UNITED NATIONS, Dec 10 (APP): The UN General Assembly Wednesday adopted, without a vote, a resolution welcoming as an “important first step” the direct talks held in July between the Government of Afghanistan and representatives of the Taliban, after an Afghan failed attempt to introduce in the draft some negative references to Pakistan’s role in the region.
According to informed sources, Afghan diplomats moved amendments to the draft that would have significantly altered the text on the situation on Afghanistan: One amendment would have the 193-member Assembly laud the all around progress made in Afghanistan, obviously an attempt at self-congratulation, and the other would blame Pakistan for some of the country’s difficulties.

The Pakistan delegation, led by Ambassador Maleeha Lodi, swung into action to counter move and found support among not only the sponsors of the resolution but also among many member states. Following its intensive contacts, the Afghan amendments were completely rejected.

The resolution, which was eventually adopted, encouraged Afghanistan and Pakistan to enhance their relationship in such a way as to lead to cooperation in effectively combating terrorism and moving the Afghan-led peace process forward.

Pakistan, which facilitated the July talks, has promised to help again should the Afghan government made a request.Last week, speaking in the General Assembly’s debate on the situation in Afghanistan, Ambassador Lodhi urged Afghanistan not to externalize its internal problems after an Afghan envoy blamed Pakistan for some his country’s troubles.

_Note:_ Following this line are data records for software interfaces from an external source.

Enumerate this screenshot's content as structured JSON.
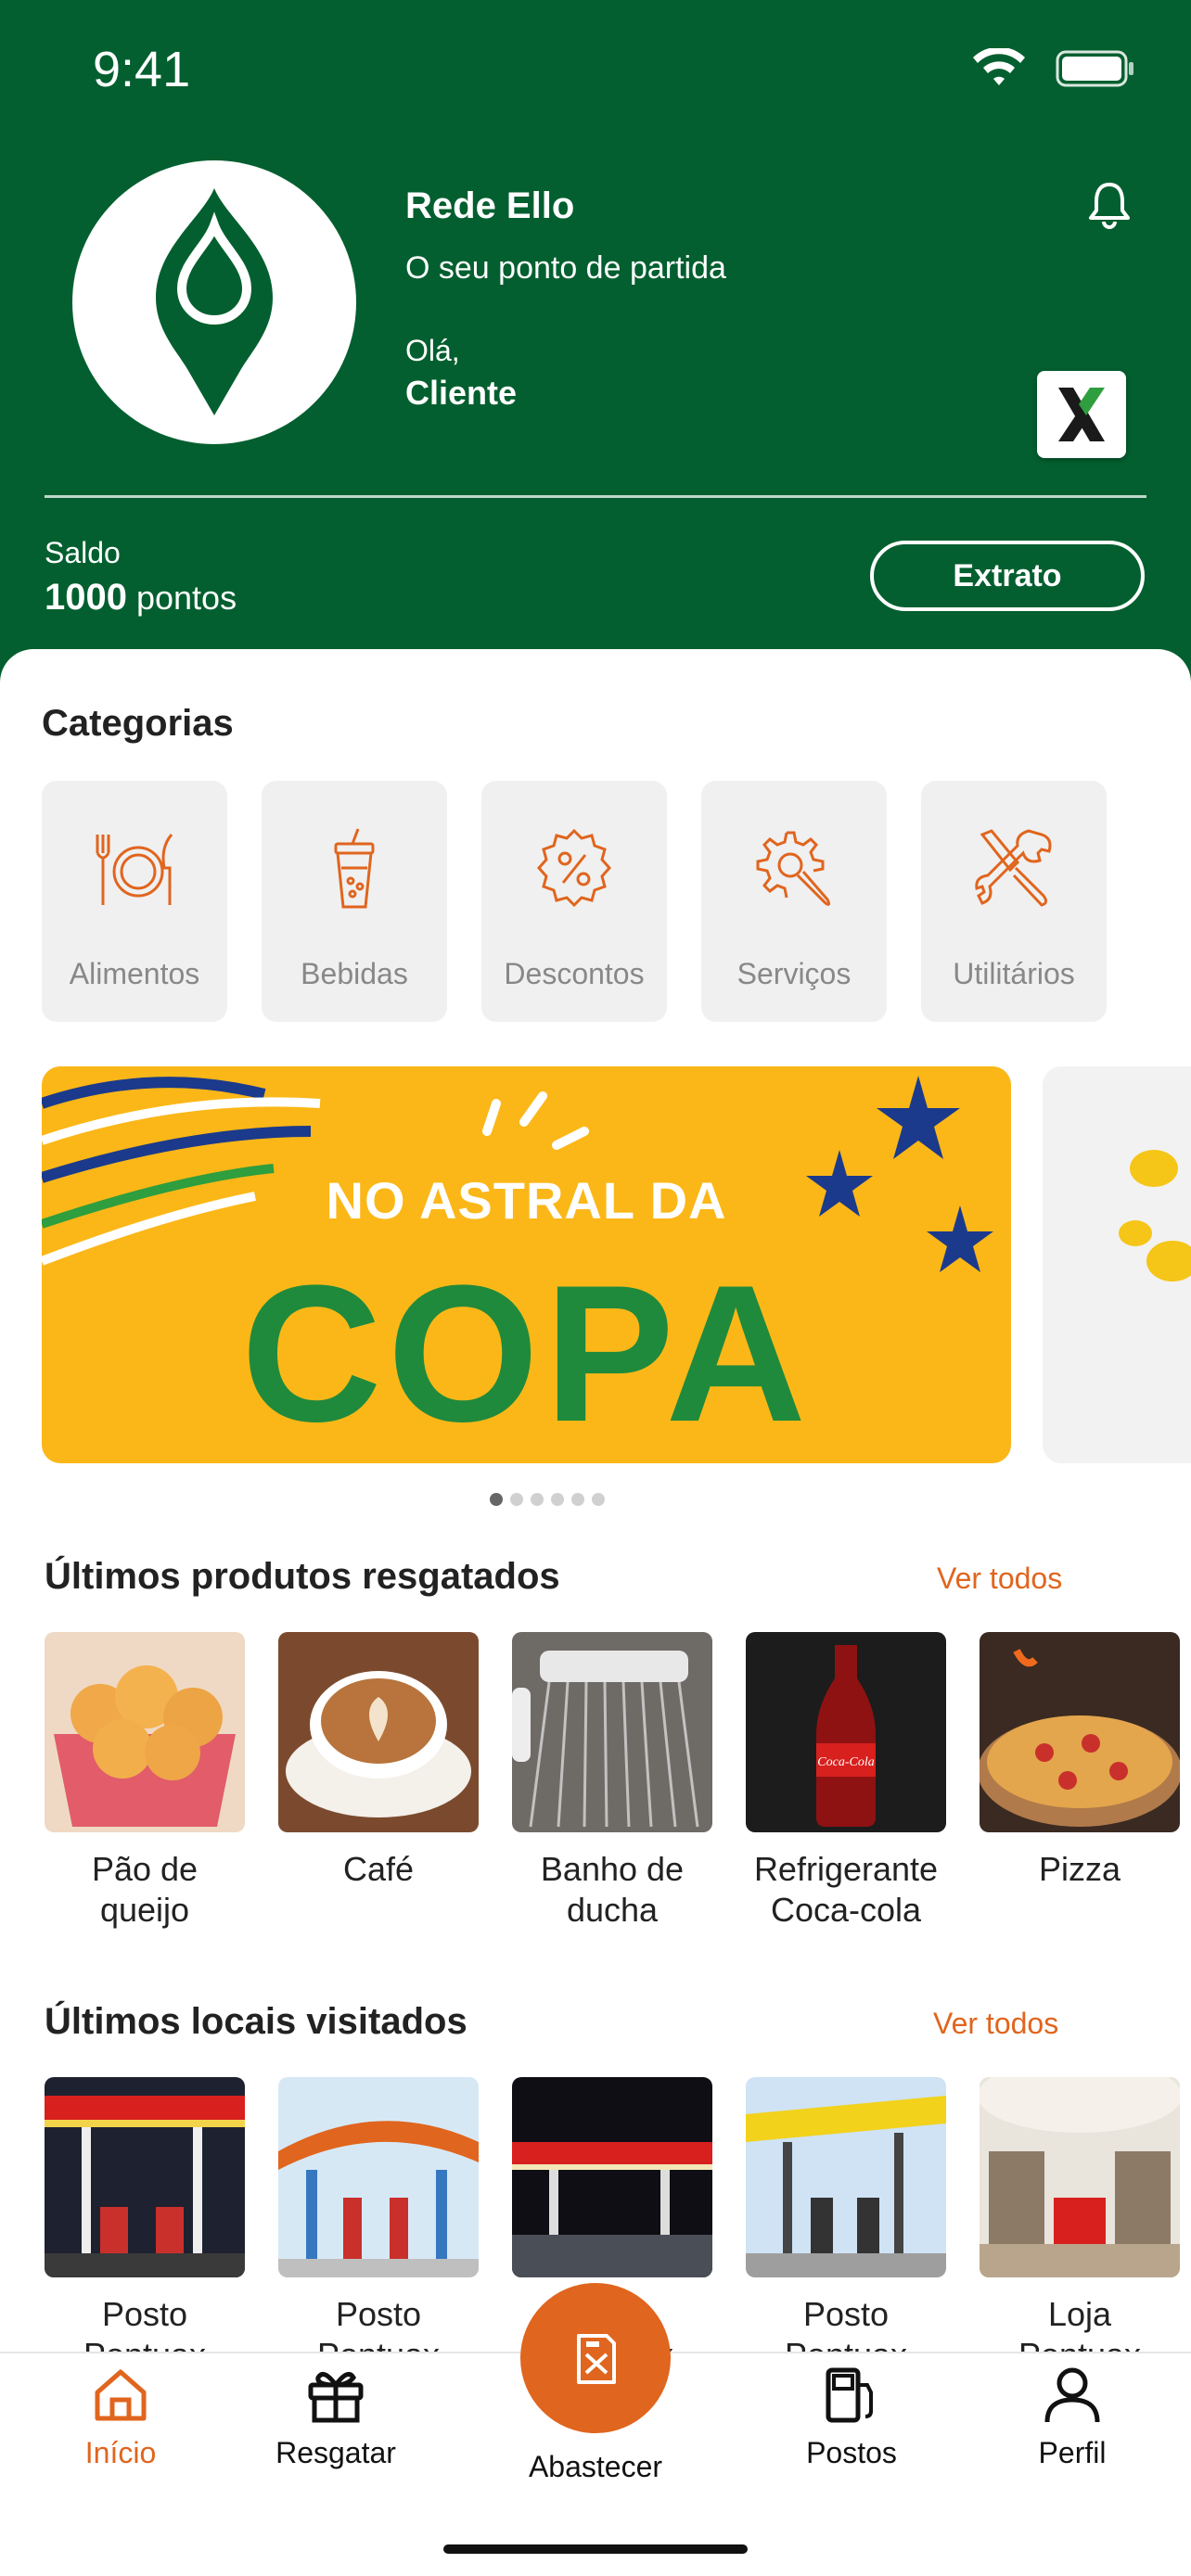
{
  "status_bar": {
    "time": "9:41"
  },
  "header": {
    "brand_title": "Rede Ello",
    "brand_subtitle": "O seu ponto de partida",
    "greeting": "Olá,",
    "user_name": "Cliente",
    "balance_label": "Saldo",
    "balance_value": "1000",
    "balance_unit": "pontos",
    "statement_button": "Extrato"
  },
  "categories": {
    "title": "Categorias",
    "items": [
      {
        "label": "Alimentos",
        "icon": "cutlery-icon"
      },
      {
        "label": "Bebidas",
        "icon": "drink-icon"
      },
      {
        "label": "Descontos",
        "icon": "discount-icon"
      },
      {
        "label": "Serviços",
        "icon": "service-gear-icon"
      },
      {
        "label": "Utilitários",
        "icon": "tools-icon"
      }
    ]
  },
  "banner": {
    "line1": "NO ASTRAL DA",
    "line2": "COPA",
    "slides": 6,
    "active_slide": 1
  },
  "redeemed": {
    "title": "Últimos produtos resgatados",
    "see_all": "Ver todos",
    "items": [
      {
        "line1": "Pão de",
        "line2": "queijo"
      },
      {
        "line1": "Café",
        "line2": ""
      },
      {
        "line1": "Banho de",
        "line2": "ducha"
      },
      {
        "line1": "Refrigerante",
        "line2": "Coca-cola"
      },
      {
        "line1": "Pizza",
        "line2": ""
      }
    ]
  },
  "visited": {
    "title": "Últimos locais visitados",
    "see_all": "Ver todos",
    "items": [
      {
        "line1": "Posto",
        "line2": "Pontuax"
      },
      {
        "line1": "Posto",
        "line2": "Pontuax"
      },
      {
        "line1": "Posto",
        "line2": "Pontuax"
      },
      {
        "line1": "Posto",
        "line2": "Pontuax"
      },
      {
        "line1": "Loja",
        "line2": "Pontuax"
      }
    ]
  },
  "nav": {
    "home": "Início",
    "redeem": "Resgatar",
    "refuel": "Abastecer",
    "stations": "Postos",
    "profile": "Perfil"
  },
  "colors": {
    "brand_green": "#035F2F",
    "accent_orange": "#E0651E",
    "banner_yellow": "#FBB718"
  }
}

“Pakistan remains committed to the principles of ‘peace for development’ and a ‘peaceful neighborhood’,” the Pakistani envoy said. There were two paths to peace in Afghanistan: a military victory, which had proved elusive for 14 years, or a negotiated peace, which was the only viable option to bring peace, stability and development to the country, she said.

A unified policy in support of a peace process was lacking within the Afghan National Unity Government. Pakistan remained ready to assist in reviving an Afghan-led and owned peace process, but could do so only once requested by the Afghan Government. To do this, the Pakistani envoy said it would also be important for the anti-Pakistan rhetoric from Kabul to cease.